“These are the most sensitive HIFI observations to date,” said Paul Goldsmith, NASA project scientist for the Herschel Space Observatory at the agency’s Jet Propulsion Laboratory in Pasadena, Calif. “It is a testament to the instrument builders that such weak signals can be detected.”

TW Hydrae is an orange dwarf star, somewhat smaller and cooler than our yellow-white sun. The giant disk of material that encircles the star has a size nearly 200 times the distance between Earth and the sun. Over the next few million years, astronomers believe matter within the disk will collide and grow into planets, asteroids and other cosmic bodies. Dust and ice particles will assemble as comets.

As the new solar system evolves, icy comets are likely to deposit much of the water they contain on freshly created worlds through impacts, giving rise to oceans. Astronomers believe TW Hydrae and its icy disk may be representative of many other young star systems, providing new insights on how planets with abundant water could form throughout the universe.

Herschel is a European Space Agency cornerstone mission launched in 2009, carrying science instruments provided by consortia of European institutes. NASA’s Herschel Project Office based at JPL contributed mission-enabling technology for two of Herschel’s three science instruments. The NASA Herschel Science Center, part of the Infrared Processing and Analysis Center at the California Institute of Technology in Pasadena, supports the U.S. astronomical community. Caltech manages JPL for NASA.

Two Views of a Star’s Exploded Remains

This layout compares two pictures of a supernova remnant called SN 1987A — the left image was taken by the Herschel Space Observatory, and the right is an enlarged view of the circled region at left, taken with NASA’s Hubble Space Telescope. SN 1987A is the result of a stellar blast that occurred 170,000 light-years away and was seen on Earth in 1987. The tiny pink ring in the Hubble image shows where a shock wave from the blast is hitting the surrounding material expelled from the star before the explosion.
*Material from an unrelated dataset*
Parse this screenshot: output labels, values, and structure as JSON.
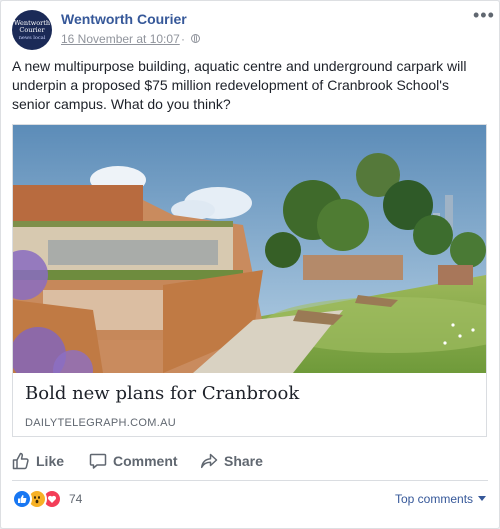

The cause for the outer, faint rings is unknown….. Continue reading Two Views of a Star’s Exploded Remains